Tipped Ear


The following pictures are of Feral Cats who were adopted.  You can see how the ears have been tipped.


Tarzan, a male cat with
 left ear tipped


What are Feral Cats?

Feral cats are cats that are afraid of people.  An abandoned cat becomes a stray.  A stray begins to fend for itself and eventually learns to distrust human beings.  Her kittens will be even more wary of humans.  Over time, there will be a whole colony of feral cats.  The feral colony will have  a food source, which is often a kind-hearted person who cannot afford to have the cats spayed and neutered, and could not catch them even if the money were available.

What is TNR?

TNR is a method of controlling the feral cat population by humanely Trapping them, having them Neutered, vaccinating them, and Returning them to their familiar habitat.  TNR is  effective because it produces healthy but diminishing feral cat colonies that do not exhibit the nuisance behaviors of unaltered cats.

What is the RCHS Feral Cat Program?

In Rutherford County, we have an abundant feral cat population. Our RCHS uses TNR (Trap/Neuter/Return) to deal with this problem. We have various means of trapping, tailoring our approach to the individual colony. We transport the trapped cats in carriers to several local veterinarians. The cats are surgically sterilized, given rabies and PVR shots and flea treatment, and ear-tipped. By removing the tip of one ear (left ear for males, right for females), we are able to mark the cat for later identification as a cat that is sterile and vaccinated. Female cats are sutured with "super glue" rather than conventional stitches so that they are free to go the day after surgery. We return all cats to their original colony location unless we find that a tame, adoptable cat is in the group.

What do we do with tame cats and kittens?

Tame cats and kittens small enough to be tamed are removed from their feral colony and adopted out through the RCHS or local veterinarians whenever possible, unless the caretaker prefers to keep them.

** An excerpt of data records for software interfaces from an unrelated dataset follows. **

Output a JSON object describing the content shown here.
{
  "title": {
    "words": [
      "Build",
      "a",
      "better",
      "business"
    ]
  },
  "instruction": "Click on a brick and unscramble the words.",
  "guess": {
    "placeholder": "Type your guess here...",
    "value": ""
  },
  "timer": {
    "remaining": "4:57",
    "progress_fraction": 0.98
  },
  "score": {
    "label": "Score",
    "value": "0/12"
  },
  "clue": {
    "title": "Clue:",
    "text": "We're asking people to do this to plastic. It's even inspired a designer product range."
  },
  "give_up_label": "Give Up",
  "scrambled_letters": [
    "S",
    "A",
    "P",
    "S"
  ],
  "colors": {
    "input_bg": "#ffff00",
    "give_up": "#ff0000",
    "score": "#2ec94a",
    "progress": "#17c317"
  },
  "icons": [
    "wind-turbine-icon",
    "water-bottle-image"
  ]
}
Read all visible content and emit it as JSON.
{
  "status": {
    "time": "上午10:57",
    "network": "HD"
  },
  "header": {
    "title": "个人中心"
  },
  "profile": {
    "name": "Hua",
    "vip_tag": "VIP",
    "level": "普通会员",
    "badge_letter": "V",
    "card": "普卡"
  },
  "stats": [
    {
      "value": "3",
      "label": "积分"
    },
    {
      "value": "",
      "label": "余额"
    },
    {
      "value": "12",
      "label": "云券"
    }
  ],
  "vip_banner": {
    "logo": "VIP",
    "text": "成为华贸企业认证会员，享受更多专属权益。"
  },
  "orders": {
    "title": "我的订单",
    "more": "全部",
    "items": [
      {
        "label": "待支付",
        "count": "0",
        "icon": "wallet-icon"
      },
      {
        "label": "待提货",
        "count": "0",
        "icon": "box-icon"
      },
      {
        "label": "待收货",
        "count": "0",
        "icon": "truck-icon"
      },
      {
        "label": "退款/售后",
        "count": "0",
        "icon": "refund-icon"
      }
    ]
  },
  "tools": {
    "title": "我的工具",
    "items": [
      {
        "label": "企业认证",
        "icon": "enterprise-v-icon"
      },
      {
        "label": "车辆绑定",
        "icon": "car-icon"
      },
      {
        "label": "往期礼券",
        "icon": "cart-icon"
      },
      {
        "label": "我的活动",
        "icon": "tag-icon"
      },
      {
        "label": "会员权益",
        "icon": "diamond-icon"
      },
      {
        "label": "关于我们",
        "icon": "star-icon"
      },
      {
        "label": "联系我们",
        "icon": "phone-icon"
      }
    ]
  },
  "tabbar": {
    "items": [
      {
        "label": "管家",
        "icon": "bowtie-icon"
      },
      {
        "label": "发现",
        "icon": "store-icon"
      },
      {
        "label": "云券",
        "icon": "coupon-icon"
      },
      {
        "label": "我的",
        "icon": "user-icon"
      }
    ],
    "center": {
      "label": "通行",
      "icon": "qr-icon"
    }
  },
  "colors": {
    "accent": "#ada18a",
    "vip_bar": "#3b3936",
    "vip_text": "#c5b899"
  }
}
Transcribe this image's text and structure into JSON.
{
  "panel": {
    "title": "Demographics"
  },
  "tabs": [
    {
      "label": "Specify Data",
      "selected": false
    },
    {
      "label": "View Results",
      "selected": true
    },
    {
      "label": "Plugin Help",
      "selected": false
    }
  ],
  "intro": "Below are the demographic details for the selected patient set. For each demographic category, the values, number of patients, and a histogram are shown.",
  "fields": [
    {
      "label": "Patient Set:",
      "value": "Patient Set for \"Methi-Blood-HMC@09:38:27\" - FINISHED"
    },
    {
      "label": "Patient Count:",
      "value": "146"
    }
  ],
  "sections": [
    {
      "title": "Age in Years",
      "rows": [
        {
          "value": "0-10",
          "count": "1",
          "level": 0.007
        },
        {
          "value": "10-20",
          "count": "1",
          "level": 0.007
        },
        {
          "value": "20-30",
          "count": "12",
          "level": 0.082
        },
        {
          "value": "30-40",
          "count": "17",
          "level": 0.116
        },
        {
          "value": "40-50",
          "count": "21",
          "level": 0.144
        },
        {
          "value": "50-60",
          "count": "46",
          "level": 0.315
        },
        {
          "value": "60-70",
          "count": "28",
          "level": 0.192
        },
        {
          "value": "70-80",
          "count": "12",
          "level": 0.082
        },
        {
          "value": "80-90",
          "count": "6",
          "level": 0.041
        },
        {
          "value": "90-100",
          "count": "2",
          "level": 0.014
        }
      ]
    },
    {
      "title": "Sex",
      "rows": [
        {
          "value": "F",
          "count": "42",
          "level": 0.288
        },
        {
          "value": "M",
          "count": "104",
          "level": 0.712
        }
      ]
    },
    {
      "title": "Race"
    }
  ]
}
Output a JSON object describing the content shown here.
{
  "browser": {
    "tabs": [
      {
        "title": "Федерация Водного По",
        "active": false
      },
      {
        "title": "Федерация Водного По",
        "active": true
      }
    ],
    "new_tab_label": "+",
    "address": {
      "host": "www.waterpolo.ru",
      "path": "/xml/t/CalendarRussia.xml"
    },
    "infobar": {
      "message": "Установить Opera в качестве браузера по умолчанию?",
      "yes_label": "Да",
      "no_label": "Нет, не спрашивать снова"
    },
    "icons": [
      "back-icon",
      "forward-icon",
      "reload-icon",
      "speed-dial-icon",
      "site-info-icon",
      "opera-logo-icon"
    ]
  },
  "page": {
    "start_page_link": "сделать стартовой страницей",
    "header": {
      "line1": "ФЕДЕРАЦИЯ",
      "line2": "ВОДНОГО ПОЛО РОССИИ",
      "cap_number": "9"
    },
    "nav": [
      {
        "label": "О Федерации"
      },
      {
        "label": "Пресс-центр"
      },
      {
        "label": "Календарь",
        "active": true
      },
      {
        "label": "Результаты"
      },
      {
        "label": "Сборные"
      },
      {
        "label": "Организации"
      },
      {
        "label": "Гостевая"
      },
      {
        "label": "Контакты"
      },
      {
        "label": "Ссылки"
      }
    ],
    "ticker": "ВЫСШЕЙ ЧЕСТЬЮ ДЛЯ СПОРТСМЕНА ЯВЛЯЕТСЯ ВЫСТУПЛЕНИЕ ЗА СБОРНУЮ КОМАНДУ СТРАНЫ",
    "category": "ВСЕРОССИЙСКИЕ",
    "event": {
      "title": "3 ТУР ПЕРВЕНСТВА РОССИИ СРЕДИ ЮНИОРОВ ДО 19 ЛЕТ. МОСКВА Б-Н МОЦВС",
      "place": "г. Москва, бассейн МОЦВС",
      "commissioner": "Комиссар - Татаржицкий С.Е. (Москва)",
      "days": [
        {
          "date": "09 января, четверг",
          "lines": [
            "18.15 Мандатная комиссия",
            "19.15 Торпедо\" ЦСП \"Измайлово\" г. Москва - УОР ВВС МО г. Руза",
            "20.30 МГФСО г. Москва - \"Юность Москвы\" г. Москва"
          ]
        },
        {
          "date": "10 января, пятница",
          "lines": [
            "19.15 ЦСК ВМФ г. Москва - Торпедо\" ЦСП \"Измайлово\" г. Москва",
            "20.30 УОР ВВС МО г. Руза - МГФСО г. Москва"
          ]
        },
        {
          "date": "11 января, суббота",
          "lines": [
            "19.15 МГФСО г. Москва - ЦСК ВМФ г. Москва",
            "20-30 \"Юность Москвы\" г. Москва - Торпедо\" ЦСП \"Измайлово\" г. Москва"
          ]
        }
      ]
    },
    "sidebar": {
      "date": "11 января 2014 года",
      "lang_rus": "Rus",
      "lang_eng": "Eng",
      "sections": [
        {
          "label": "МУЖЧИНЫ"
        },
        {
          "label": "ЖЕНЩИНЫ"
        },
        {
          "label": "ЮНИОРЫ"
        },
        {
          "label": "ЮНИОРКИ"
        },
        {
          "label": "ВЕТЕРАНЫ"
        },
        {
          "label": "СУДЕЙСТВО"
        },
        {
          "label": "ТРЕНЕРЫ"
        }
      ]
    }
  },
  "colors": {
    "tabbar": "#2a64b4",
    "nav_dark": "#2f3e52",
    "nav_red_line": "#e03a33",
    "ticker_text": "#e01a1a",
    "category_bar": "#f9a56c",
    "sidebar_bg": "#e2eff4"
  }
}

What About a Single Stray Cat?Free roaming and stray cats also come under our feral cat program. A stray cat left unaltered and unfed is a feral cat in the making! We have helped with small and single cat groups all over Rutherford County.

What about the long-term care of these cats?The RCHS always makes plans with a caretaker for the continued care of the cats we TNR. Feral colonies that are cared for by elderly or indigent caretakers fall under our "Feral Meals on Wheels" program. Local grocery stores give us dry food from damaged bags, but Humane Society members purchase the bulk of this food themselves. This food project is a good way to visit lonely elders in our county as well as to keep up with their colonies, which sometimes attract new strays that need TNR.How many feral cats has the RCHS TNR'ed so far?The Rutherford County Humane Society began assisting a few caretakers of feral colonies in 1999. By the end of 2003 we had TNRed 134 cats and kittens. In 2004 we increased our efforts and with the help of several grants and with contributions to the Feral Cat Program, we have been able to TNR 3,674 feral and stray cats by the end of December, 2013.

As the number grows we will keep you posted on this website.